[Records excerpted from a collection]

########################################

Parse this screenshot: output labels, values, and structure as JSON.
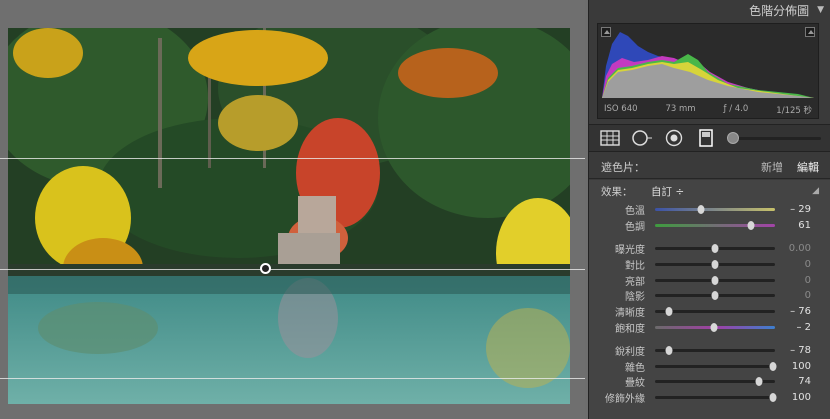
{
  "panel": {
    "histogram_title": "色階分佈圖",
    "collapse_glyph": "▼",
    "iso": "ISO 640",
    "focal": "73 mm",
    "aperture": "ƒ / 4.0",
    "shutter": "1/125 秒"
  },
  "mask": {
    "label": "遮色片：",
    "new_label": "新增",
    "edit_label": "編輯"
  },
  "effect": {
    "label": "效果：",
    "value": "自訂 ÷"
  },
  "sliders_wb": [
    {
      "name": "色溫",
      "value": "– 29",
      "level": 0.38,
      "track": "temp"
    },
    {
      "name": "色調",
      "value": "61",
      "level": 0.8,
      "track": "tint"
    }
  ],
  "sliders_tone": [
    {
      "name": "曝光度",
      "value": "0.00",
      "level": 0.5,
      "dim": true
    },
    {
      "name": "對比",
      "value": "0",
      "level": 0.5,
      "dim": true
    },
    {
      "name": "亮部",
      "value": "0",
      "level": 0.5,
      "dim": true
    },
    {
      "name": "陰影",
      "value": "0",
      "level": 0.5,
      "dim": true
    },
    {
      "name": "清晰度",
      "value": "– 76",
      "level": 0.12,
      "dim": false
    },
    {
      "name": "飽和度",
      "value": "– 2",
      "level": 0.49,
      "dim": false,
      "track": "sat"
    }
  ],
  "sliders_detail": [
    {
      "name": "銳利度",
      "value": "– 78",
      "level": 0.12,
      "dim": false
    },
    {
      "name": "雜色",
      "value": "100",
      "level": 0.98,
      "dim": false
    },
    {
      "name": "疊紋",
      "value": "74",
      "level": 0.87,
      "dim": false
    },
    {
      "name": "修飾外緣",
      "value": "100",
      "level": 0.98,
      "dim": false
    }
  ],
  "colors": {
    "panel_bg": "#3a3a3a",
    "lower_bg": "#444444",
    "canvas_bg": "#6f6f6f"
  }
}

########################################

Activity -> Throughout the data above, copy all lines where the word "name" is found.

Answer section ->
      "name": "色溫",
      "name": "色調",
      "name": "曝光度",
      "name": "對比",
      "name": "亮部",
      "name": "陰影",
      "name": "清晰度",
      "name": "飽和度",
      "name": "銳利度",
      "name": "雜色",
      "name": "疊紋",
      "name": "修飾外緣",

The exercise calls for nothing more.